Search for mutual links of benefit sought amid Senkaku dispute

AFP-JIJI

The new ambassador to Beijing urged stronger economic ties with China in an interview broadcast Monday after the incoming prime minister pledged to mend bilateral ties strained by a bitter territorial row.

Ties between Asia’s two biggest economies have become increasingly strained over the Tokyo-controlled Senkakus, which Beijing calls Diaoyu — with neither side willing to budge after a months-long standoff.

“My mission number one is to improve the Japan-China relationship,” Masato Kitera, a career diplomat who will succeed Uichiro Niwa as ambassador to China, told NHK.

“I will explain to China’s senior officials we need to make economic ties warmer if our political relationship is cooling, as Japanese corporate activities in China are contributing to the Chinese economy,” he said.

The dispute flared badly in September after Tokyo nationalized the islets, triggering protests across China that led to boycotts or attacks on Japanese businesses and sent exports to China tumbling 14.5 percent year-on-year.

Beijing has also boycotted various events in both countries, including its decision not to send its finance minister and central bank chief to Tokyo for the IMF and World Bank meetings held in October.

Beijing sent government boats into the archipelago’s territorial waters almost every day, and upped the ante earlier this month with an air incursion, which Japan said was the first Chinese breach of its airspace since at least 1958.

“It is important to boost exchanges in various fields so as to ease bitter public sentiment against each other,” Kitera said.

His comments come after the incoming prime minister, Shinzo Abe, on Saturday also pledged to seek a thaw in ties with China as a report said he will send a special envoy on a fence-mending mission to Beijing.
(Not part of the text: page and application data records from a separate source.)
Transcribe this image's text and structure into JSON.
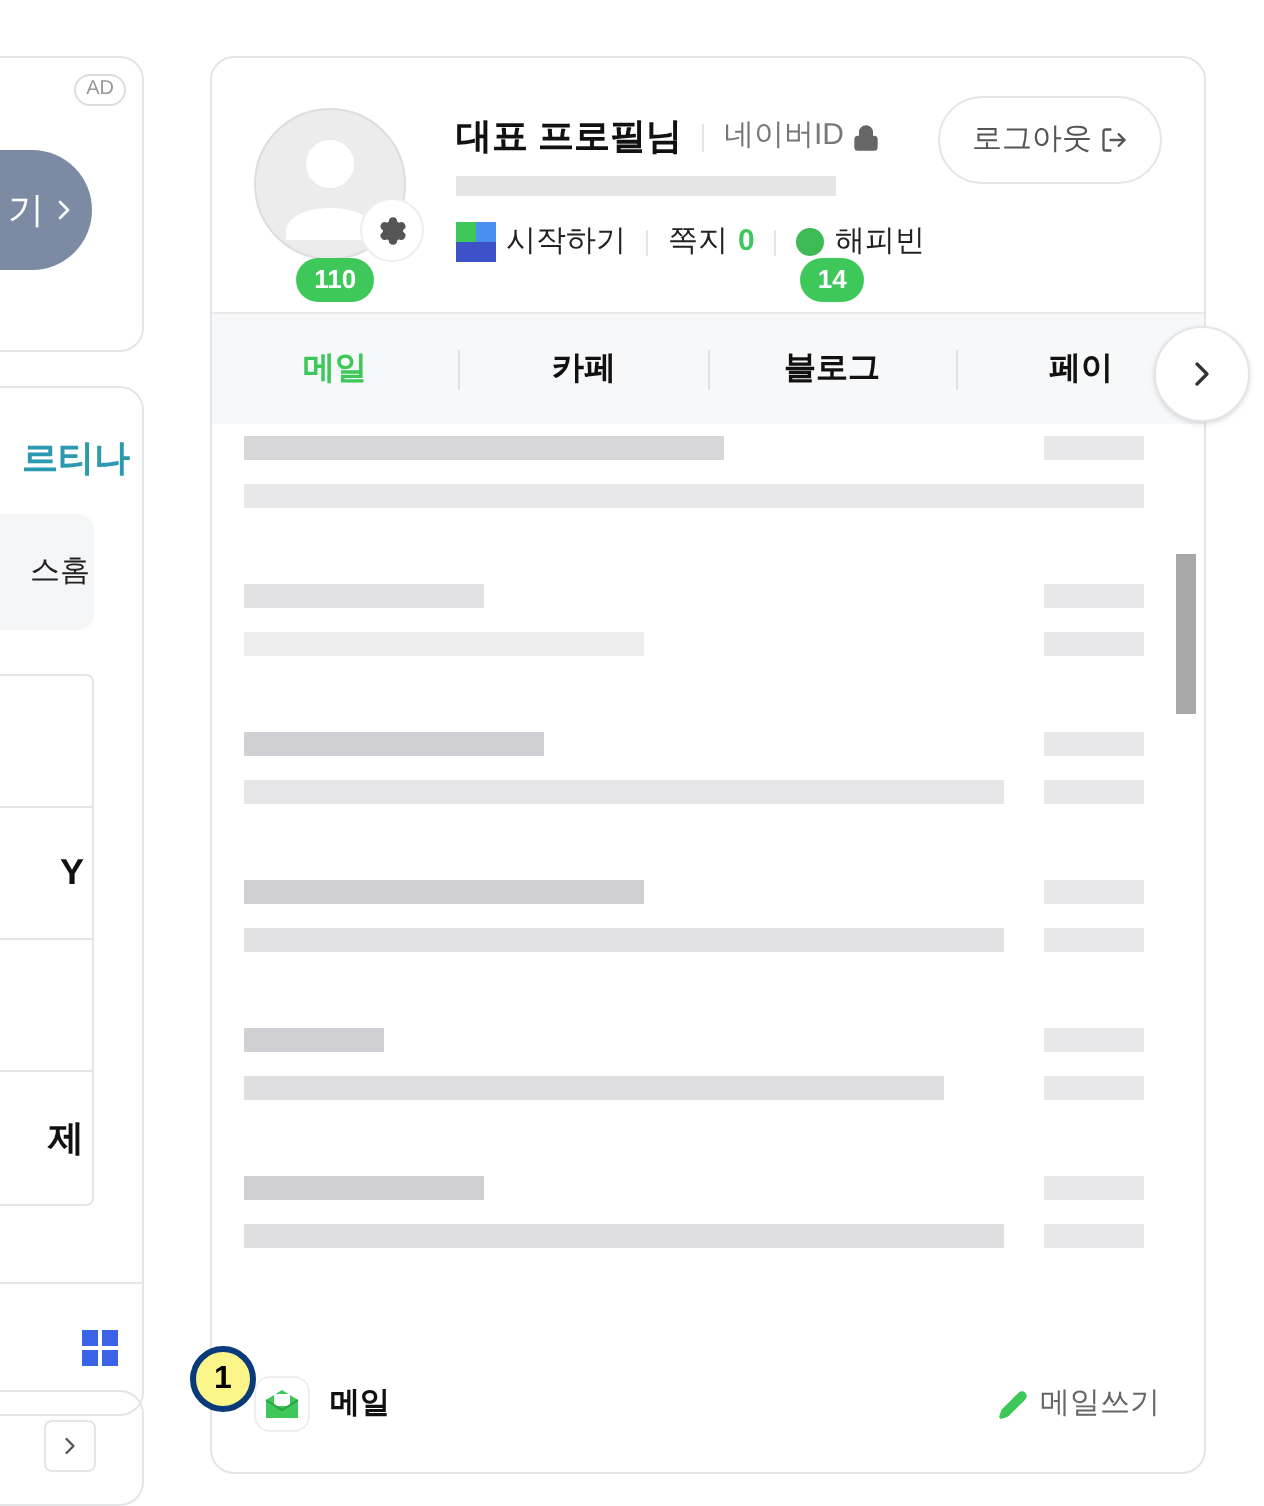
{
  "ad_panel": {
    "badge": "AD",
    "button": "기"
  },
  "left_panel": {
    "title": "르티나",
    "chip": "스홈",
    "rows": [
      "Y",
      "제"
    ]
  },
  "profile": {
    "name": "대표 프로필님",
    "id_label": "네이버ID",
    "logout": "로그아웃",
    "links": [
      {
        "kind": "nplus",
        "label": "시작하기"
      },
      {
        "kind": "note",
        "label": "쪽지",
        "count": "0"
      },
      {
        "kind": "happybean",
        "label": "해피빈"
      }
    ]
  },
  "tabs": [
    {
      "label": "메일",
      "badge": "110",
      "selected": true
    },
    {
      "label": "카페",
      "selected": false
    },
    {
      "label": "블로그",
      "badge": "14",
      "selected": false
    },
    {
      "label": "페이",
      "selected": false
    }
  ],
  "footer": {
    "service": "메일",
    "action": "메일쓰기"
  },
  "marker": {
    "label": "1"
  }
}
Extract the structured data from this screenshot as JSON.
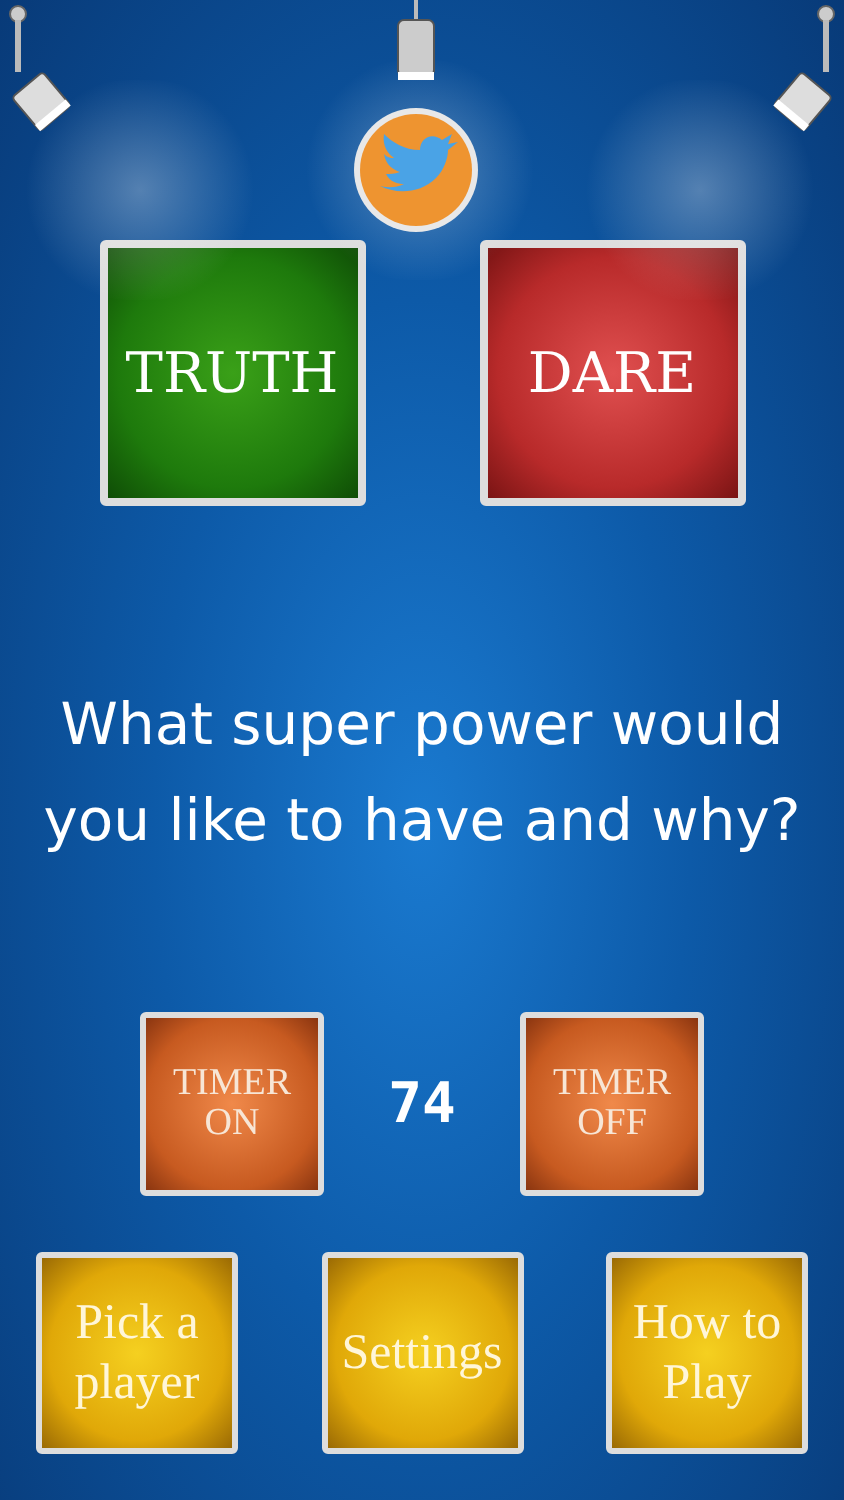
{
  "choice_buttons": [
    {
      "label": "TRUTH",
      "kind": "truth"
    },
    {
      "label": "DARE",
      "kind": "dare"
    }
  ],
  "question": "What super power would you like to have and why?",
  "timer": {
    "on_label": "TIMER ON",
    "value": "74",
    "off_label": "TIMER OFF"
  },
  "menu_buttons": [
    {
      "label": "Pick a player"
    },
    {
      "label": "Settings"
    },
    {
      "label": "How to Play"
    }
  ]
}
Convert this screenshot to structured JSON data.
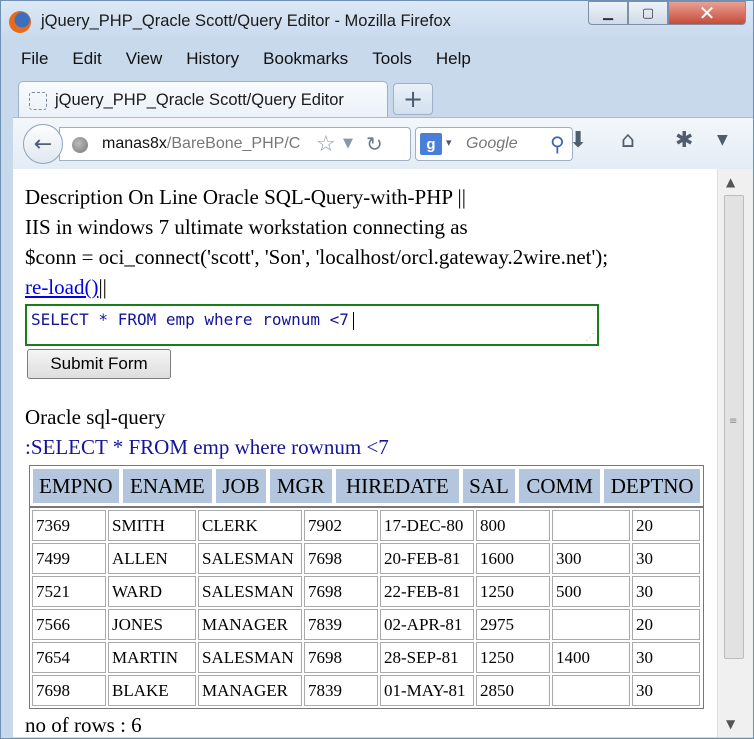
{
  "window": {
    "title": "jQuery_PHP_Qracle Scott/Query Editor - Mozilla Firefox",
    "minimize": "▁",
    "maximize": "▢",
    "close": "✕"
  },
  "menubar": [
    "File",
    "Edit",
    "View",
    "History",
    "Bookmarks",
    "Tools",
    "Help"
  ],
  "tab": {
    "label": "jQuery_PHP_Qracle Scott/Query Editor",
    "new_tab": "+"
  },
  "navbar": {
    "back": "←",
    "url_host": "manas8x",
    "url_path": "/BareBone_PHP/C",
    "star": "☆",
    "dropdown": "▼",
    "reload": "↻",
    "search_engine": "g",
    "search_drop": "▾",
    "search_placeholder": "Google",
    "search_glass": "⚲",
    "download": "⬇",
    "home": "⌂",
    "addon": "✱",
    "menu": "▼"
  },
  "content": {
    "desc_line1": "Description On Line Oracle SQL-Query-with-PHP ||",
    "desc_line2": "IIS in windows 7 ultimate workstation connecting as",
    "desc_line3": "$conn = oci_connect('scott', 'Son', 'localhost/orcl.gateway.2wire.net');",
    "reload_link": "re-load()",
    "reload_suffix": "||",
    "query_value": "SELECT * FROM emp where rownum <7",
    "submit_label": "Submit Form",
    "section_label": "Oracle sql-query",
    "query_echo": ":SELECT * FROM emp where rownum <7",
    "rows_label": "no of rows : 6"
  },
  "results": {
    "headers": [
      "EMPNO",
      "ENAME",
      "JOB",
      "MGR",
      "HIREDATE",
      "SAL",
      "COMM",
      "DEPTNO"
    ],
    "rows": [
      [
        "7369",
        "SMITH",
        "CLERK",
        "7902",
        "17-DEC-80",
        "800",
        "",
        "20"
      ],
      [
        "7499",
        "ALLEN",
        "SALESMAN",
        "7698",
        "20-FEB-81",
        "1600",
        "300",
        "30"
      ],
      [
        "7521",
        "WARD",
        "SALESMAN",
        "7698",
        "22-FEB-81",
        "1250",
        "500",
        "30"
      ],
      [
        "7566",
        "JONES",
        "MANAGER",
        "7839",
        "02-APR-81",
        "2975",
        "",
        "20"
      ],
      [
        "7654",
        "MARTIN",
        "SALESMAN",
        "7698",
        "28-SEP-81",
        "1250",
        "1400",
        "30"
      ],
      [
        "7698",
        "BLAKE",
        "MANAGER",
        "7839",
        "01-MAY-81",
        "2850",
        "",
        "30"
      ]
    ]
  },
  "colors": {
    "header_cell_bg": "#b3c6dd",
    "query_border": "#1a7d1a",
    "query_text": "#14149a",
    "link": "#0000ee"
  }
}
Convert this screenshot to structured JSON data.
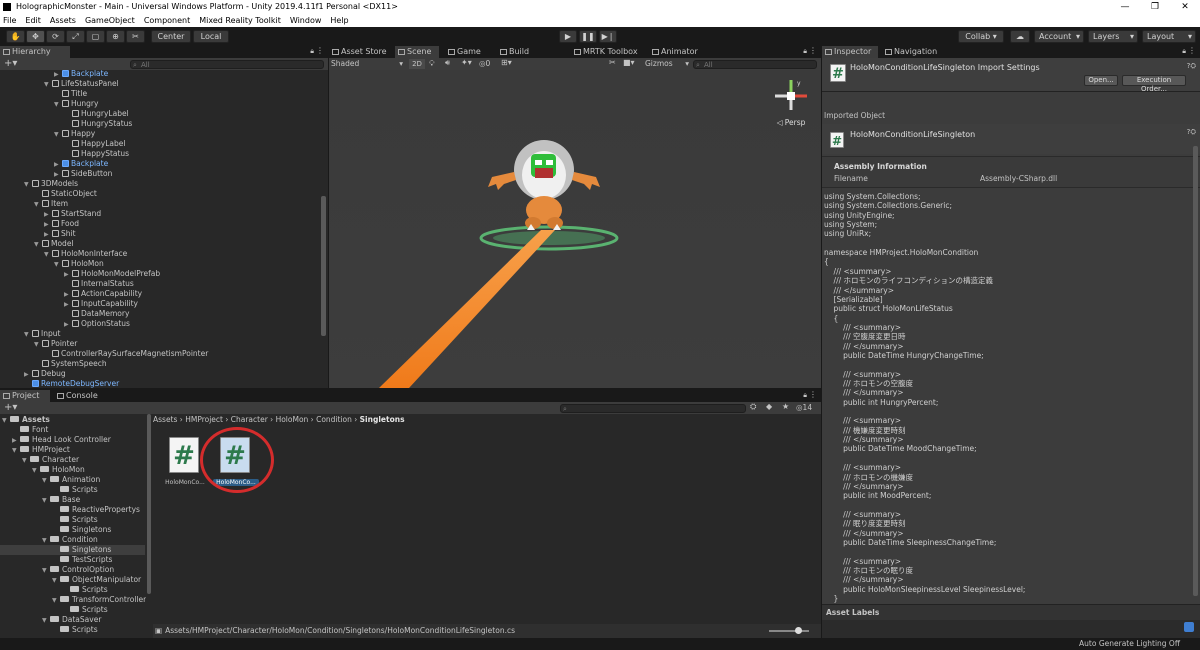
{
  "window": {
    "title": "HolographicMonster - Main - Universal Windows Platform - Unity 2019.4.11f1 Personal <DX11>",
    "controls": [
      "—",
      "❐",
      "✕"
    ]
  },
  "menu": [
    "File",
    "Edit",
    "Assets",
    "GameObject",
    "Component",
    "Mixed Reality Toolkit",
    "Window",
    "Help"
  ],
  "toolbar": {
    "center_label": "Center",
    "local_label": "Local",
    "collab_label": "Collab ▾",
    "account_label": "Account",
    "layers_label": "Layers",
    "layout_label": "Layout"
  },
  "hierarchy": {
    "tab": "Hierarchy",
    "search_placeholder": "All",
    "rows": [
      {
        "label": "Backplate",
        "indent": 5,
        "arrow": "▶",
        "blue": true
      },
      {
        "label": "LifeStatusPanel",
        "indent": 4,
        "arrow": "▼",
        "blue": false
      },
      {
        "label": "Title",
        "indent": 5,
        "arrow": "",
        "blue": false
      },
      {
        "label": "Hungry",
        "indent": 5,
        "arrow": "▼",
        "blue": false
      },
      {
        "label": "HungryLabel",
        "indent": 6,
        "arrow": "",
        "blue": false
      },
      {
        "label": "HungryStatus",
        "indent": 6,
        "arrow": "",
        "blue": false
      },
      {
        "label": "Happy",
        "indent": 5,
        "arrow": "▼",
        "blue": false
      },
      {
        "label": "HappyLabel",
        "indent": 6,
        "arrow": "",
        "blue": false
      },
      {
        "label": "HappyStatus",
        "indent": 6,
        "arrow": "",
        "blue": false
      },
      {
        "label": "Backplate",
        "indent": 5,
        "arrow": "▶",
        "blue": true
      },
      {
        "label": "SideButton",
        "indent": 5,
        "arrow": "▶",
        "blue": false
      },
      {
        "label": "3DModels",
        "indent": 2,
        "arrow": "▼",
        "blue": false
      },
      {
        "label": "StaticObject",
        "indent": 3,
        "arrow": "",
        "blue": false
      },
      {
        "label": "Item",
        "indent": 3,
        "arrow": "▼",
        "blue": false
      },
      {
        "label": "StartStand",
        "indent": 4,
        "arrow": "▶",
        "blue": false
      },
      {
        "label": "Food",
        "indent": 4,
        "arrow": "▶",
        "blue": false
      },
      {
        "label": "Shit",
        "indent": 4,
        "arrow": "▶",
        "blue": false
      },
      {
        "label": "Model",
        "indent": 3,
        "arrow": "▼",
        "blue": false
      },
      {
        "label": "HoloMonInterface",
        "indent": 4,
        "arrow": "▼",
        "blue": false
      },
      {
        "label": "HoloMon",
        "indent": 5,
        "arrow": "▼",
        "blue": false
      },
      {
        "label": "HoloMonModelPrefab",
        "indent": 6,
        "arrow": "▶",
        "blue": false
      },
      {
        "label": "InternalStatus",
        "indent": 6,
        "arrow": "",
        "blue": false
      },
      {
        "label": "ActionCapability",
        "indent": 6,
        "arrow": "▶",
        "blue": false
      },
      {
        "label": "InputCapability",
        "indent": 6,
        "arrow": "▶",
        "blue": false
      },
      {
        "label": "DataMemory",
        "indent": 6,
        "arrow": "",
        "blue": false
      },
      {
        "label": "OptionStatus",
        "indent": 6,
        "arrow": "▶",
        "blue": false
      },
      {
        "label": "Input",
        "indent": 2,
        "arrow": "▼",
        "blue": false
      },
      {
        "label": "Pointer",
        "indent": 3,
        "arrow": "▼",
        "blue": false
      },
      {
        "label": "ControllerRaySurfaceMagnetismPointer",
        "indent": 4,
        "arrow": "",
        "blue": false
      },
      {
        "label": "SystemSpeech",
        "indent": 3,
        "arrow": "",
        "blue": false
      },
      {
        "label": "Debug",
        "indent": 2,
        "arrow": "▶",
        "blue": false
      },
      {
        "label": "RemoteDebugServer",
        "indent": 2,
        "arrow": "",
        "blue": true
      }
    ]
  },
  "scene": {
    "tabs": [
      "Asset Store",
      "Scene",
      "Game",
      "Build Window",
      "MRTK Toolbox",
      "Animator"
    ],
    "shading": "Shaded",
    "mode_2d": "2D",
    "hidden_count": "0",
    "gizmos": "Gizmos",
    "search_placeholder": "All",
    "persp_label": "◁ Persp"
  },
  "project": {
    "tabs": [
      "Project",
      "Console"
    ],
    "breadcrumb": [
      "Assets",
      "HMProject",
      "Character",
      "HoloMon",
      "Condition",
      "Singletons"
    ],
    "favorites_count": "14",
    "tree": [
      {
        "label": "Assets",
        "indent": 0,
        "arrow": "▼",
        "bold": true
      },
      {
        "label": "Font",
        "indent": 1,
        "arrow": ""
      },
      {
        "label": "Head Look Controller",
        "indent": 1,
        "arrow": "▶"
      },
      {
        "label": "HMProject",
        "indent": 1,
        "arrow": "▼"
      },
      {
        "label": "Character",
        "indent": 2,
        "arrow": "▼"
      },
      {
        "label": "HoloMon",
        "indent": 3,
        "arrow": "▼"
      },
      {
        "label": "Animation",
        "indent": 4,
        "arrow": "▼"
      },
      {
        "label": "Scripts",
        "indent": 5,
        "arrow": ""
      },
      {
        "label": "Base",
        "indent": 4,
        "arrow": "▼"
      },
      {
        "label": "ReactivePropertys",
        "indent": 5,
        "arrow": ""
      },
      {
        "label": "Scripts",
        "indent": 5,
        "arrow": ""
      },
      {
        "label": "Singletons",
        "indent": 5,
        "arrow": ""
      },
      {
        "label": "Condition",
        "indent": 4,
        "arrow": "▼"
      },
      {
        "label": "Singletons",
        "indent": 5,
        "arrow": "",
        "selected": true
      },
      {
        "label": "TestScripts",
        "indent": 5,
        "arrow": ""
      },
      {
        "label": "ControlOption",
        "indent": 4,
        "arrow": "▼"
      },
      {
        "label": "ObjectManipulator",
        "indent": 5,
        "arrow": "▼"
      },
      {
        "label": "Scripts",
        "indent": 6,
        "arrow": ""
      },
      {
        "label": "TransformController",
        "indent": 5,
        "arrow": "▼"
      },
      {
        "label": "Scripts",
        "indent": 6,
        "arrow": ""
      },
      {
        "label": "DataSaver",
        "indent": 4,
        "arrow": "▼"
      },
      {
        "label": "Scripts",
        "indent": 5,
        "arrow": ""
      }
    ],
    "assets": [
      {
        "label": "HoloMonCo...",
        "selected": false
      },
      {
        "label": "HoloMonCo...",
        "selected": true
      }
    ],
    "path": "Assets/HMProject/Character/HoloMon/Condition/Singletons/HoloMonConditionLifeSingleton.cs"
  },
  "inspector": {
    "tabs": [
      "Inspector",
      "Navigation"
    ],
    "header_title": "HoloMonConditionLifeSingleton Import Settings",
    "open_button": "Open...",
    "exec_order_button": "Execution Order...",
    "imported_object_label": "Imported Object",
    "object_name": "HoloMonConditionLifeSingleton",
    "assembly_info_label": "Assembly Information",
    "filename_label": "Filename",
    "filename_value": "Assembly-CSharp.dll",
    "code_lines": [
      "using System.Collections;",
      "using System.Collections.Generic;",
      "using UnityEngine;",
      "using System;",
      "using UniRx;",
      "",
      "namespace HMProject.HoloMonCondition",
      "{",
      "    /// <summary>",
      "    /// ホロモンのライフコンディションの構造定義",
      "    /// </summary>",
      "    [Serializable]",
      "    public struct HoloMonLifeStatus",
      "    {",
      "        /// <summary>",
      "        /// 空腹度変更日時",
      "        /// </summary>",
      "        public DateTime HungryChangeTime;",
      "",
      "        /// <summary>",
      "        /// ホロモンの空腹度",
      "        /// </summary>",
      "        public int HungryPercent;",
      "",
      "        /// <summary>",
      "        /// 機嫌度変更時刻",
      "        /// </summary>",
      "        public DateTime MoodChangeTime;",
      "",
      "        /// <summary>",
      "        /// ホロモンの機嫌度",
      "        /// </summary>",
      "        public int MoodPercent;",
      "",
      "        /// <summary>",
      "        /// 眠り度変更時刻",
      "        /// </summary>",
      "        public DateTime SleepinessChangeTime;",
      "",
      "        /// <summary>",
      "        /// ホロモンの眠り度",
      "        /// </summary>",
      "        public HoloMonSleepinessLevel SleepinessLevel;",
      "    }"
    ],
    "asset_labels": "Asset Labels"
  },
  "status": {
    "right_text": "Auto Generate Lighting Off"
  },
  "colors": {
    "selection_circle": "#d42c2c",
    "laser": "#f07a1a",
    "ring": "#5fc87a",
    "blue_prefab": "#7db7ff"
  }
}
Abe, who is expected to take office Wednesday, spent much of his election campaign talking tough on China and proclaimed that after his victory there could be “no negotiation” over the sovereignty of islands that both sides claim.